PROVIDED MATERIAL:
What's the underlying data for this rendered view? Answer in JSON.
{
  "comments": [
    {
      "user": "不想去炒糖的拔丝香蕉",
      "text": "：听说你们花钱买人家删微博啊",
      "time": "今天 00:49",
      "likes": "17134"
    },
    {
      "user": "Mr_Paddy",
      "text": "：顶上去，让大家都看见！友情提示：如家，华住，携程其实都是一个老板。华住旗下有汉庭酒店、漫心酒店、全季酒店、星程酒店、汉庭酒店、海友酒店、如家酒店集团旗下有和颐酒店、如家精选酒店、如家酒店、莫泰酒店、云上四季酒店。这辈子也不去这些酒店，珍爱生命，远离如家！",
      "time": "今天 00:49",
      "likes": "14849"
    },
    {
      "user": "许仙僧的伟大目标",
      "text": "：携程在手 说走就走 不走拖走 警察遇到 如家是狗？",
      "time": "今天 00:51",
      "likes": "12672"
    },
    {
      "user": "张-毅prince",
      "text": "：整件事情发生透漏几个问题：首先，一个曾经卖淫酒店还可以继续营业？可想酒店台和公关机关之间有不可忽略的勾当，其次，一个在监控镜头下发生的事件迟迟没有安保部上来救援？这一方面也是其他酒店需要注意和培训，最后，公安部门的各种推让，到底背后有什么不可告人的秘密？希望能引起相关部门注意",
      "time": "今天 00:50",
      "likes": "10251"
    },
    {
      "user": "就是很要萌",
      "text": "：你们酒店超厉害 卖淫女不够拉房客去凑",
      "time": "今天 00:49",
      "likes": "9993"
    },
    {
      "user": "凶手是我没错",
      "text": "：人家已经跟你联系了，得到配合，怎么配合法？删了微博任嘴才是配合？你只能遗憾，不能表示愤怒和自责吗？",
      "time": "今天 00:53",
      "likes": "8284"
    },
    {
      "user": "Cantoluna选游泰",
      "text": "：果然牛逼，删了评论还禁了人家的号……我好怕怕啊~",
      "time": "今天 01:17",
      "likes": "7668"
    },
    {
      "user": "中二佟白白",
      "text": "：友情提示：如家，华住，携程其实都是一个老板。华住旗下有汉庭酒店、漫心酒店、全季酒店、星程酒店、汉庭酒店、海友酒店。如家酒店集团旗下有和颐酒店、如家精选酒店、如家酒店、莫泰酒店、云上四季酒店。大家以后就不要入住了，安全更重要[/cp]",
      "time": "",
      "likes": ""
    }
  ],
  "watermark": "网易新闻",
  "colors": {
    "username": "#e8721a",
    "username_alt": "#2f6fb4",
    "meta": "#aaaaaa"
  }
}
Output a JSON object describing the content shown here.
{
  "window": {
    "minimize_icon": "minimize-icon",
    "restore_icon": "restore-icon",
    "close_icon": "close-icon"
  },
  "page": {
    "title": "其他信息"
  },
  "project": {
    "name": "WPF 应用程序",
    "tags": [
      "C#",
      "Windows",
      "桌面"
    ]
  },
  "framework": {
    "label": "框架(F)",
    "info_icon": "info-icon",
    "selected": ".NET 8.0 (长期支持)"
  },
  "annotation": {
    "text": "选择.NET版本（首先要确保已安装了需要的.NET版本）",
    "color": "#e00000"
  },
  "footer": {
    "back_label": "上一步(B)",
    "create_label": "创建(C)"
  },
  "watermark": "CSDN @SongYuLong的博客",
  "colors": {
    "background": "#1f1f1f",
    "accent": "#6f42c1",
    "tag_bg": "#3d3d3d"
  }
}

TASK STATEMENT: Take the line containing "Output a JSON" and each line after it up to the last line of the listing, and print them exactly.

EXERCISE SOLUTION:
Output a JSON object describing the content shown here.
{
  "window": {
    "minimize_icon": "minimize-icon",
    "restore_icon": "restore-icon",
    "close_icon": "close-icon"
  },
  "page": {
    "title": "其他信息"
  },
  "project": {
    "name": "WPF 应用程序",
    "tags": [
      "C#",
      "Windows",
      "桌面"
    ]
  },
  "framework": {
    "label": "框架(F)",
    "info_icon": "info-icon",
    "selected": ".NET 8.0 (长期支持)"
  },
  "annotation": {
    "text": "选择.NET版本（首先要确保已安装了需要的.NET版本）",
    "color": "#e00000"
  },
  "footer": {
    "back_label": "上一步(B)",
    "create_label": "创建(C)"
  },
  "watermark": "CSDN @SongYuLong的博客",
  "colors": {
    "background": "#1f1f1f",
    "accent": "#6f42c1",
    "tag_bg": "#3d3d3d"
  }
}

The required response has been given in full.